Ohio Attorney General Announces Major Marijuana Trafficking Grant Program

The signing of Senate Bill 57 by Ohio governor Mike DeWine in July decriminalized hemp and laid the groundwork for a statewide system of licensing and regulation.

The bill also recognized the difference between hemp and THC-rich forms of cannabis.

Marihuana does not include hemp or a hemp product,” states the bill. “As those terms are defined in section 928.01 of the Revised Code.”

In light of the new law’s distinction between hemp and marijuana, Columbus City Attorney Zach Klein announced on August 7 that his office would be halting misdemeanor cannabis prosecutions and dismissing any current pending misdemeanor marijuana possession charges.

Klein said that, without the proper technology to distinguish between hemp and marijuana, the City Attorney’s Office would not be able to prosecute misdemeanor possession cases beyond a reasonable doubt.

On Tuesday, August 13, Ohio Attorney General David Yost announced the creation of a Major Marijuana Trafficking Grant Program to assist law enforcement in distinguishing between hemp and marijuana.

“Just because the law changed, it doesn’t mean the bad guys get a ‘get out of jail free’ card,” said Yost in a statement. We are equipping law enforcement with the resources to do their jobs.”

The new program will grant $50,000 to law enforcement agencies for the testing of large amounts of cannabis in accredited facilities equipped with the quantitative testing capabilities necessary for determining THC levels.
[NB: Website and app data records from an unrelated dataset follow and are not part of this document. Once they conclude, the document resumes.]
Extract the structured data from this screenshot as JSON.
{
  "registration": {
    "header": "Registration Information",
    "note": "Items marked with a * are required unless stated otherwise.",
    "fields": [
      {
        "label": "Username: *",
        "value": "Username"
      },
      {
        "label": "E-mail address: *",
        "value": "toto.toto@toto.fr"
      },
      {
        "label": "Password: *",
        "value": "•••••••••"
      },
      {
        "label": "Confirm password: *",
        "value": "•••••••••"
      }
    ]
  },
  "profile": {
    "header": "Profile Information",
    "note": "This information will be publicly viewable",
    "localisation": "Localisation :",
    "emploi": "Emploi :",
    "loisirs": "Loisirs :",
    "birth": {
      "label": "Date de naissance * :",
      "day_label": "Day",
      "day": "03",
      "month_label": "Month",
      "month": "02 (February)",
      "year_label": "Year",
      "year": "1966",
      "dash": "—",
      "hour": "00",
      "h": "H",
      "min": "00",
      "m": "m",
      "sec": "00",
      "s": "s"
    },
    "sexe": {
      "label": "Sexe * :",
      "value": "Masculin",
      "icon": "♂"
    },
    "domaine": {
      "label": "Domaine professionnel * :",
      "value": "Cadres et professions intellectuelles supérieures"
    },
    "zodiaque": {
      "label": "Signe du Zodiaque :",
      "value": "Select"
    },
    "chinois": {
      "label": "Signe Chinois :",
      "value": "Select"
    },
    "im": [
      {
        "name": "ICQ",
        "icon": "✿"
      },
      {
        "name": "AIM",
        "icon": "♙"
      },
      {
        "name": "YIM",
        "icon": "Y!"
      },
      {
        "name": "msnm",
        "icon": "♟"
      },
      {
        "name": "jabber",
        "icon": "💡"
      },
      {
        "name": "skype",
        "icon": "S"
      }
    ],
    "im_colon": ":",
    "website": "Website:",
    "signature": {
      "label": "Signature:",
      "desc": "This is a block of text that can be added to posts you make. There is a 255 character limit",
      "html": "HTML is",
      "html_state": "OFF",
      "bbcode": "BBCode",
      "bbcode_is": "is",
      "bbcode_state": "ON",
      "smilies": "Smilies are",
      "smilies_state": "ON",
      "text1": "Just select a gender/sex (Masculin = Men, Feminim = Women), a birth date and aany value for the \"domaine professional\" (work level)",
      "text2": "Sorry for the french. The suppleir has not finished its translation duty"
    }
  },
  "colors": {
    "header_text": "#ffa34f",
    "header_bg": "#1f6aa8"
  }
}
Through House Bill 166, the state legislature provided funding for the new equipment which has been placed in the Attorney General’s Bureau of Criminal Investigation (BCI) labs in Richfield and London.

A third machine is slated to be installed in a laboratory in Bowling Green.

BCI is in the process of validating the machines, developing methodologies, and creating procedures for testing.

BCI expects to be ready to receive and test evidence by early 2020.